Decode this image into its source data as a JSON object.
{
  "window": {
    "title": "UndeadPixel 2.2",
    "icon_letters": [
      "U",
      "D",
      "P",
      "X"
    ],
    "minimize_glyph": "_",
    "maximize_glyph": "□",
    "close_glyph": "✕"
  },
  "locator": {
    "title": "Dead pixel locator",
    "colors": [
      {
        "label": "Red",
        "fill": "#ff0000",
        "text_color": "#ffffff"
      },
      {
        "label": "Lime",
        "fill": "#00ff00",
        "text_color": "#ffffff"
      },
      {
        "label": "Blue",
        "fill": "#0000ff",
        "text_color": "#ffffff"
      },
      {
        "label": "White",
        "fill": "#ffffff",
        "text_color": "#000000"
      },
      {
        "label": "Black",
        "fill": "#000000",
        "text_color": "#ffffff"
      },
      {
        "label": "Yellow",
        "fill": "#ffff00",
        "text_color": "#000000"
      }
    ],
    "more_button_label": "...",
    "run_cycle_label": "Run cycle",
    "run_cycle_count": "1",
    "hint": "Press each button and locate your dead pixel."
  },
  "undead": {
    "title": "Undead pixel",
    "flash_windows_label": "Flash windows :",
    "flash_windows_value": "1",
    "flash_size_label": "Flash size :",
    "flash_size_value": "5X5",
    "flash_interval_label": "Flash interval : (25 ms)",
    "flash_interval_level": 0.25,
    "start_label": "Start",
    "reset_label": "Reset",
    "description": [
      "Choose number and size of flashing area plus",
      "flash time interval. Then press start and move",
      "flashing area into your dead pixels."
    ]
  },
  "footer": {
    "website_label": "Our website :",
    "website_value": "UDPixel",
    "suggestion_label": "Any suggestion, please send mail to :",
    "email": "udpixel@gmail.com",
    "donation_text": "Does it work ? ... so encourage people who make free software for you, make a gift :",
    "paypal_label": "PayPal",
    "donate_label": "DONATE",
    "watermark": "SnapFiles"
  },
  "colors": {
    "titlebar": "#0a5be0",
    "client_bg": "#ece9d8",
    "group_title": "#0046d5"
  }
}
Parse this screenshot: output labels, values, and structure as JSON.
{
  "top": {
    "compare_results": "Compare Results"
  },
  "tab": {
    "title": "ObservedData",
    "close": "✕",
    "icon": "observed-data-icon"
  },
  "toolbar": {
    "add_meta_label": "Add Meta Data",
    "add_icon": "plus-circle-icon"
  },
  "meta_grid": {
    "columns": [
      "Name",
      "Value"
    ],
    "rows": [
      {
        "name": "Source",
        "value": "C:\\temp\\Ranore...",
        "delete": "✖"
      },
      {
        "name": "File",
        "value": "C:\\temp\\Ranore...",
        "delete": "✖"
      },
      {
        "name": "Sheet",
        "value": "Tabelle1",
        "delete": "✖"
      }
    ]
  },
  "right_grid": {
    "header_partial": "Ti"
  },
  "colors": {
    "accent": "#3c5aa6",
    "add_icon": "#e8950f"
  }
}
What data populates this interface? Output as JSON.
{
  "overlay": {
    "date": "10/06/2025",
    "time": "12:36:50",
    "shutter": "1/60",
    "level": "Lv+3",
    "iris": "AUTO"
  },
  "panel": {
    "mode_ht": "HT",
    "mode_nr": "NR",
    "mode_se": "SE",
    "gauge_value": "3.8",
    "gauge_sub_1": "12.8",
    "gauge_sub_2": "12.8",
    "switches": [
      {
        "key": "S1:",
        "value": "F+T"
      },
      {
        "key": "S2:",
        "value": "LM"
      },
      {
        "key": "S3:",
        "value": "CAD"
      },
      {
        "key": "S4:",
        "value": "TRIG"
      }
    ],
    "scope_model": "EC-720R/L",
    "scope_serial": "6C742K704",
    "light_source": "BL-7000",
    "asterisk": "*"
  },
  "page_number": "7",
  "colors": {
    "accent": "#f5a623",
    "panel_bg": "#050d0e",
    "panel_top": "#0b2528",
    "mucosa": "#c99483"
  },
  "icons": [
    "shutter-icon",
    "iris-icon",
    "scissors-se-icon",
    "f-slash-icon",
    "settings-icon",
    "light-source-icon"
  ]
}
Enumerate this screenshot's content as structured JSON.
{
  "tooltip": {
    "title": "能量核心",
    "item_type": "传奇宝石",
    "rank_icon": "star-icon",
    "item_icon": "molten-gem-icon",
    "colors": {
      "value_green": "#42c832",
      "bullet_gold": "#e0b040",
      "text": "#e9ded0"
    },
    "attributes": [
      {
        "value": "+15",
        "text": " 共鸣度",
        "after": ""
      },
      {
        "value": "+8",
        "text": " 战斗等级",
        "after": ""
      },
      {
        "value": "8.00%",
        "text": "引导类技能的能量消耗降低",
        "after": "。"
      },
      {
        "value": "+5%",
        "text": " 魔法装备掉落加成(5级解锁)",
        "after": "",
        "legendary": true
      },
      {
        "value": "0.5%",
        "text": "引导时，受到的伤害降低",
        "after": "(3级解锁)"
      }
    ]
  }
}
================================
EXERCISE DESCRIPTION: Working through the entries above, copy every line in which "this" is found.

SOLUTION:
Decode this image into its source data as a JSON object.
Parse this screenshot: output labels, values, and structure as JSON.
What data populates this interface? Output as JSON.
Enumerate this screenshot's content as structured JSON.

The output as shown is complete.